All the most interesting stuff in Batman & Robin and all the wittiest dialogue in screenwriter Akiva Goldsman's lively script take place all in the family: in the brother-brother relationship between the title duo (Robin expressing feelings of competition and horniness for babes, that is; Batman teaching the importance of partnership and trust); in the father-son bond between Alfred (Michael Gough as ever) and Bruce ''Batman off duty'' Wayne; in the new brother-sister bond forged between Robin and motorcycle daredevil Barbara Wilson, a.k.a. Batgirl (Alicia Silverstone, sweet, appealing, and no pushover). But, unfortunately, the charming Batfamily can't stay in their cave indefinitely; they've got to go out and fight crime. And that's where this elaborately high-style production from Batman Forever director Joel Schumacher hits an iceberg.

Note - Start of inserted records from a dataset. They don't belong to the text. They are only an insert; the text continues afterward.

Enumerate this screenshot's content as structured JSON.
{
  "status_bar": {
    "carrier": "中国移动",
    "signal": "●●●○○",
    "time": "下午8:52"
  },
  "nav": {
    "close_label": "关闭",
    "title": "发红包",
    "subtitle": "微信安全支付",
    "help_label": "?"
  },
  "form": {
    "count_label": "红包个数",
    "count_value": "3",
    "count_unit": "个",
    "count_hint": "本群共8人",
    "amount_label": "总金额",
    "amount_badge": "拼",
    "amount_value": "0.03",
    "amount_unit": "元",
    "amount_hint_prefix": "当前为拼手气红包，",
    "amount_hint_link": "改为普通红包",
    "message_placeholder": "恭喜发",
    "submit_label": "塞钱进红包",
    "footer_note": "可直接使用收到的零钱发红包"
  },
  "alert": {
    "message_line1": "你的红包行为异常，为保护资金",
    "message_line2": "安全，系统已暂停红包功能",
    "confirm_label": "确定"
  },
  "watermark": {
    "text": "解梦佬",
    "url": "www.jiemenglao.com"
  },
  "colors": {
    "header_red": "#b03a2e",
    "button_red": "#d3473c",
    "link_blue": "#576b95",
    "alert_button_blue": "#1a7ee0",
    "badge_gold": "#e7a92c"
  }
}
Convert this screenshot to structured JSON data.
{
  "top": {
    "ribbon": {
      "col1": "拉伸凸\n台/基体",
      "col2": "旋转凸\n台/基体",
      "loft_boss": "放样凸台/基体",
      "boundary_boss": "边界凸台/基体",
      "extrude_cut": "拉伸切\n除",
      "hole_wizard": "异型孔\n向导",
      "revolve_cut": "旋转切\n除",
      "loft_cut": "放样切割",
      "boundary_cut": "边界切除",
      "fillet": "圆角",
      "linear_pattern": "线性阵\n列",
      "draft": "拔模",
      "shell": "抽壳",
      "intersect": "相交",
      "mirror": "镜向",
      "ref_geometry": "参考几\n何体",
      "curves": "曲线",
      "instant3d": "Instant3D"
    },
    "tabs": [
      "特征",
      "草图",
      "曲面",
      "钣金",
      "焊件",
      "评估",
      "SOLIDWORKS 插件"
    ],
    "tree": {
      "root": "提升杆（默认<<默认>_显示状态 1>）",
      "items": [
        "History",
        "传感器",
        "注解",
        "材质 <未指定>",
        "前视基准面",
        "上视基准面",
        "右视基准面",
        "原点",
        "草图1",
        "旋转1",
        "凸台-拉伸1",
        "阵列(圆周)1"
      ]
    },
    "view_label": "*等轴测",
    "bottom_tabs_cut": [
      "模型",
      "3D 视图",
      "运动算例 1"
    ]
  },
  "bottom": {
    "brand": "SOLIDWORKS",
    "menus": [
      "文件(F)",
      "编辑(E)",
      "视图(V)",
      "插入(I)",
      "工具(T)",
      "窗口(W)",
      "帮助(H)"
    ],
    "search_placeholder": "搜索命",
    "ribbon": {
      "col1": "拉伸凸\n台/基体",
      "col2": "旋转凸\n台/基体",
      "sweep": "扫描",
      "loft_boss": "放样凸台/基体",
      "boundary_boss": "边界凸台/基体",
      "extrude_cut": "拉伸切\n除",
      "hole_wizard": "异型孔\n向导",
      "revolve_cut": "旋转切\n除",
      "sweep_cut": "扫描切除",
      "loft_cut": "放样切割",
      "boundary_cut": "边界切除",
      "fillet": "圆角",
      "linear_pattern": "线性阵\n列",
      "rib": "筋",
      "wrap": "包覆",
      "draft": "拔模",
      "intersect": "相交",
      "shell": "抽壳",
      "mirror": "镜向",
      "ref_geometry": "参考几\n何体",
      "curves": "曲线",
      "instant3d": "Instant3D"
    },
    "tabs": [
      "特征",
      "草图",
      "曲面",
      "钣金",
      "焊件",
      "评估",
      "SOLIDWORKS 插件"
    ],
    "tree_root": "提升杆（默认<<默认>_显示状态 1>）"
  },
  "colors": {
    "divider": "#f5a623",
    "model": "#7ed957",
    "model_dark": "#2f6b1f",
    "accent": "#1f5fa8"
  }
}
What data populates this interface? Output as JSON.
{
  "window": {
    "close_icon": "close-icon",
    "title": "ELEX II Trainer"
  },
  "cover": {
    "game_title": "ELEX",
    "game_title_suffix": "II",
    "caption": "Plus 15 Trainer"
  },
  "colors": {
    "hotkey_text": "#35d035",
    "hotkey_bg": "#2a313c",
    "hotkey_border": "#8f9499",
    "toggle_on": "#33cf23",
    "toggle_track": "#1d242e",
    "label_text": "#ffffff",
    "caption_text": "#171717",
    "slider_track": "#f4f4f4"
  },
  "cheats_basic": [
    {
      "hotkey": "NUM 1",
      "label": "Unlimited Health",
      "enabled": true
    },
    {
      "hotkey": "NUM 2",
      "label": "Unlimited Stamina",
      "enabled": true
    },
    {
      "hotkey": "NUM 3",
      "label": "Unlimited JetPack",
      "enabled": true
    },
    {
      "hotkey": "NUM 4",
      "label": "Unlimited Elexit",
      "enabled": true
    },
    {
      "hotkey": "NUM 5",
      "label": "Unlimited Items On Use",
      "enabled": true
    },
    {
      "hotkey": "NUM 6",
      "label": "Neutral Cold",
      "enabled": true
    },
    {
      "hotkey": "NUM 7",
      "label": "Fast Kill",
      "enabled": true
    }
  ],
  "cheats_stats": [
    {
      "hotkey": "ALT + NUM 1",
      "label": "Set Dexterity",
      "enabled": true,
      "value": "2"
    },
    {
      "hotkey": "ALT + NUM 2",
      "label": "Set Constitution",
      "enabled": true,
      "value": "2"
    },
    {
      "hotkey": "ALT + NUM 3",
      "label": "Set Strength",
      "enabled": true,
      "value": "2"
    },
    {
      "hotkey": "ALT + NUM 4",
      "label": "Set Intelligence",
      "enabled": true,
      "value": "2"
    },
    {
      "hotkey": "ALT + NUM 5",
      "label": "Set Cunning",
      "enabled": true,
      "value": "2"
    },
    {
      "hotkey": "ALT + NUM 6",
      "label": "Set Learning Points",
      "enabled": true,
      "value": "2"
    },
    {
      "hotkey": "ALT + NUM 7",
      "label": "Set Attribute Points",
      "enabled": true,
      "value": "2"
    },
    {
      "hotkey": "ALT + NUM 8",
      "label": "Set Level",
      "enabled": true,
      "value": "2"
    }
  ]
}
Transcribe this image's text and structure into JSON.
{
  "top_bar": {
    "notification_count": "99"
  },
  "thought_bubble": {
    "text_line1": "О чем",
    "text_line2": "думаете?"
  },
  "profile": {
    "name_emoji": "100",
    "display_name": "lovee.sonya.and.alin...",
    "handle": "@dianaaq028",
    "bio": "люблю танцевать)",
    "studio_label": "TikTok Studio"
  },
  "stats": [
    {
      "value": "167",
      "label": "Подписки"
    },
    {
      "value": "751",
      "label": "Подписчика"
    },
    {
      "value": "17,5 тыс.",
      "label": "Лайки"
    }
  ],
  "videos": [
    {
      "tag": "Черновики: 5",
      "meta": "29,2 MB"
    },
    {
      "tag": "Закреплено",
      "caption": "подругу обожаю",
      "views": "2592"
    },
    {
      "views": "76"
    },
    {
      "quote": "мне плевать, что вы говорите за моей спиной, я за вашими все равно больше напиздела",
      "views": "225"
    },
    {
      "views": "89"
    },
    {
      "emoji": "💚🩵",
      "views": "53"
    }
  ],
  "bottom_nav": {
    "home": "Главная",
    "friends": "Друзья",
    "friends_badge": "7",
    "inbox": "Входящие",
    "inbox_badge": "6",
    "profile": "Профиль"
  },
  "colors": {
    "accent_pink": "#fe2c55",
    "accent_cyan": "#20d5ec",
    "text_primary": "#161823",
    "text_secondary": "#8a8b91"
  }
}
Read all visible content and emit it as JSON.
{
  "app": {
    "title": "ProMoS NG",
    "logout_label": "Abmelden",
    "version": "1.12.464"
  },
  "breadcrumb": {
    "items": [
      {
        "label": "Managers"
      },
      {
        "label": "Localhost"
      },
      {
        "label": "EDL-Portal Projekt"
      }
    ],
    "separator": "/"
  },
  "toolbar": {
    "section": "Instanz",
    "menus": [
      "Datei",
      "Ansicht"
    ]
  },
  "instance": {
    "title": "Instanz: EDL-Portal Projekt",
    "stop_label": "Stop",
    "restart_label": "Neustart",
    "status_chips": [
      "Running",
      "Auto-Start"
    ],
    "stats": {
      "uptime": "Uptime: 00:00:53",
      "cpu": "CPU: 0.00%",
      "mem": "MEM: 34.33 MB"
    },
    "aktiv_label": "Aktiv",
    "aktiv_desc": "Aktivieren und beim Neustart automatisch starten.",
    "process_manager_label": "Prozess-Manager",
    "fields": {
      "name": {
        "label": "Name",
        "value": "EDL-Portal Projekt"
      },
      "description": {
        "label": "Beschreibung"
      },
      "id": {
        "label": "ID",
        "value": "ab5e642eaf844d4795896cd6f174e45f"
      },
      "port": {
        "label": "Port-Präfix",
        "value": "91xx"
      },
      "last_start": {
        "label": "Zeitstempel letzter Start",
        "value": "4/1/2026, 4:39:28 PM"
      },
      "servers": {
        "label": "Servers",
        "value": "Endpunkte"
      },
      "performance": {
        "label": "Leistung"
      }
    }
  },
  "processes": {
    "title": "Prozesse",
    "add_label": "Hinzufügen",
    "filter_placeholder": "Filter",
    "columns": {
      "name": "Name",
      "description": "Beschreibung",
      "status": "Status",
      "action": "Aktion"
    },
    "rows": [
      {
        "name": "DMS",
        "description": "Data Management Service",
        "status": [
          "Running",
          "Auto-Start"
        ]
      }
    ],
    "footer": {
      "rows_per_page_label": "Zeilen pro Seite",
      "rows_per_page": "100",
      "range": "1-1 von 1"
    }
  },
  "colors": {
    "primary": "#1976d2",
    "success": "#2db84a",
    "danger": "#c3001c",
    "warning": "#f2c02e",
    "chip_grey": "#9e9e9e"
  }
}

Two big new villains are up to no good: Mr. Freeze (Arnold Schwarzenegger), a former molecular biologist who threatens to chill the town to death, and Poison Ivy (Uma Thurman), a former botanist who packs a toxic kiss. The double trouble of the icy and the hot, the frigid and the sexual, has an elegant symmetry to it. But each character is such a one-dimensional idea and each actor is such a dramatic clunker that they slow down the works every time they appear. Schwarzenegger, in particular (billed above Clooney and paid a price far above rubies for the burden of stepping into a fancy Bubble Boy suit and intoning quote-me punchlines like ''The Iceman cometh!'') is a monolithically heavy presence. Thurman ain't heavy, but neither is she the chlorophyll-filled femme fatale she aspires to be. Separately or together, the two are distractions rather than attractions. And that spells trouble in Gotham City.
By now, the dispatching of various comic-book meanies is the least satisfying part of the deal, no matter how many disco scenes or gizmos are thrown onto the screen. It's in our interest in the mature suaveness of Batman, the blooming hunkiness of Robin, and the nymphy possibilities of Batgirl that the franchise has a heartbeat. It's an odd day in Tinseltown when Schwarzenegger in sci-fi makeup is less exciting than a TV actor who does battle in his tights. But as they say in the comics, that's charisma, baby. When you're hot, you're hot, and when you're not, you're a frozen stiff. C+